With Whitney offering Manfredi some lucrative construction contracts in exchange for a few hired goons, Peggy, Jarvis and Sousa also prepare to step up their game, though find themselves unable to trust most of the SSR, believing that anyone could be in the Secret Empire’s pocket. This leads to them hiring Rose, who is surprisingly capable in a fight, though also leads to them having to bring along Samberly, the annoying researcher from a few episodes ago that complains about not being taken seriously in the SSR. While it is kind of funny to have Sousa confirm Samberly being trustworthy because nobody actually likes him, the forced ‘attraction’ between Samberly and Rose feels predictable and forced, and just distracts from the heist plot with comedy bits that, frankly, don’t work that well for the most part.
When everyone does finally sneak in to the Roxxon facility, Samberly accidentally shuts Jarvis in a room when he tampers with security wiring, leading to Jarvis being forced to remove volatile Uranium rods without dropping one and blowing up all of Los Angeles (really? They just let Jarvis do this, rather than waiting for Samberly to get the door wiring right again?), while Peggy confronts Whitney directly. Fortunately, the first direct Peggy/Whitney scuffle is another of the episode’s bright spots, particularly when Peggy would rather drop to a painful impaling on a spike below, over having Whitney absorb her. This is a nicely badass display from Peggy, though again, it unfortunately leads into a groan-worthy resolution to the episode, as Sousa’s new fiancee (yes, he proposes to Violet in this episode) starts griping about Sousa still being attracted to Peggy, after stitching up Peggy’s injuries, while Wilkes fully disappears… Again.
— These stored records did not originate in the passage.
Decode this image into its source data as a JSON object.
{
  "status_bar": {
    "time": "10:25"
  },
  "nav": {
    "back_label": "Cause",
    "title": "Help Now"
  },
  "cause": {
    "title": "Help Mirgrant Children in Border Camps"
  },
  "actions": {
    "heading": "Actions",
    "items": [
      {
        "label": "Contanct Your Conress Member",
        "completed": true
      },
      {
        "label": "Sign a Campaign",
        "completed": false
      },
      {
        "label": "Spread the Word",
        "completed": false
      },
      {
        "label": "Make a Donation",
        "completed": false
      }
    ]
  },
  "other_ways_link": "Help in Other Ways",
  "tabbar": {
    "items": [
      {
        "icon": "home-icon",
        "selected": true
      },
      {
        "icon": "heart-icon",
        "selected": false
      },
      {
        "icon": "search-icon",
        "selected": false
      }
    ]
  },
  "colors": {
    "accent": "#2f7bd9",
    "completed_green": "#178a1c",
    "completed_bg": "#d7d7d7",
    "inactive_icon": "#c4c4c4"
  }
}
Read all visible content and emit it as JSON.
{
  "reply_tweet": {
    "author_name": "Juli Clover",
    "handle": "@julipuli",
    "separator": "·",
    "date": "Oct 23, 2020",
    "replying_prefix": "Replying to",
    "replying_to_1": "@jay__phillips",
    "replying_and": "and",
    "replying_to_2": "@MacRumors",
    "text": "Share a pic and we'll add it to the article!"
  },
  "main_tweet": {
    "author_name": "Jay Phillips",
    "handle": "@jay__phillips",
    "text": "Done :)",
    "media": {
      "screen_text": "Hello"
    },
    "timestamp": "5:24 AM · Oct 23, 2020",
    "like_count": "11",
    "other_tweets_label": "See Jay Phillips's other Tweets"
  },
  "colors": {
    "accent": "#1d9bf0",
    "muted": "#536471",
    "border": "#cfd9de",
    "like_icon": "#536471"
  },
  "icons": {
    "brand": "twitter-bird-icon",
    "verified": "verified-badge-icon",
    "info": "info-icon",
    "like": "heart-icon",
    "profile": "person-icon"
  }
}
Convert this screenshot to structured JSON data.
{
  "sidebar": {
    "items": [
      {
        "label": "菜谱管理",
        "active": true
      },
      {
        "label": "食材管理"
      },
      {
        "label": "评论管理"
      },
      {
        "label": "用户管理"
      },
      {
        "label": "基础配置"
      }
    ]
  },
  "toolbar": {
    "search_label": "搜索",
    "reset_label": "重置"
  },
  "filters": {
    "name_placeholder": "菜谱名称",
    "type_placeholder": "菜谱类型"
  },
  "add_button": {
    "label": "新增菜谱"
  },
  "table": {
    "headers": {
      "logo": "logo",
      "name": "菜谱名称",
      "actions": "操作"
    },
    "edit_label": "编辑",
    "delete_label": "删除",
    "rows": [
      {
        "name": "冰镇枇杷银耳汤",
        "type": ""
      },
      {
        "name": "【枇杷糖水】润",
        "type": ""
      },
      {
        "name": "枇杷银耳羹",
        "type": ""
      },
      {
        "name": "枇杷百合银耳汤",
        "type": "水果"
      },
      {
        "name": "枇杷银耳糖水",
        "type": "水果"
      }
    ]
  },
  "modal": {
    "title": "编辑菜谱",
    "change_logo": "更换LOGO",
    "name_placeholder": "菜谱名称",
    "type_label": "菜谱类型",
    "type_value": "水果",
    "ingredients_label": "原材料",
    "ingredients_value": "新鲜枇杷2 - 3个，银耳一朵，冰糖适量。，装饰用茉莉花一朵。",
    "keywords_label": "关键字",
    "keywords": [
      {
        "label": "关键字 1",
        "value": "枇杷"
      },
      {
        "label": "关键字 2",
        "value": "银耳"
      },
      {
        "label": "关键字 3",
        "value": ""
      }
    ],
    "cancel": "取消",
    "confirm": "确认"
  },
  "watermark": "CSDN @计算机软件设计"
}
The tease of Chadwick calling the Secret Empire to try and enlist their help in stopping an increasingly deranged Whitney is a bit promising, but most of the other resolutions this week felt frustrating or unsatisfying, unfortunately.
Agent Carter was still plenty entertaining this week, but considering how much it’s continued to improve its current season over the past couple of episodes especially, it was disappointing to see it stumble a bit with, “The Atomic Job.” Rose and Samberly ultimately didn’t add much to proceedings, beyond a tedious running gag, and the ending to the episode just seemed to have the show taking steps backwards, namely in regards to Sousa and Wilkes. Hopefully, the series gets back on track next week, particularly since we’ll be doubling up on episodes over the next two weeks, due to the time that the show lost to delaying itself to avoid conflicting with U.S. President Obama’s public address at the start of the year.
- Peggy's first direct scuffle with Whitney
- Joseph Manfredi's effective introduction
- Chadwick tipping off the Council to the Whitney issue
- Samberly/Rose bits don't really work
- Why was Jarvis allowed to handle volatile Uranium?
- Sousa's new fiancee being unreasonably jealous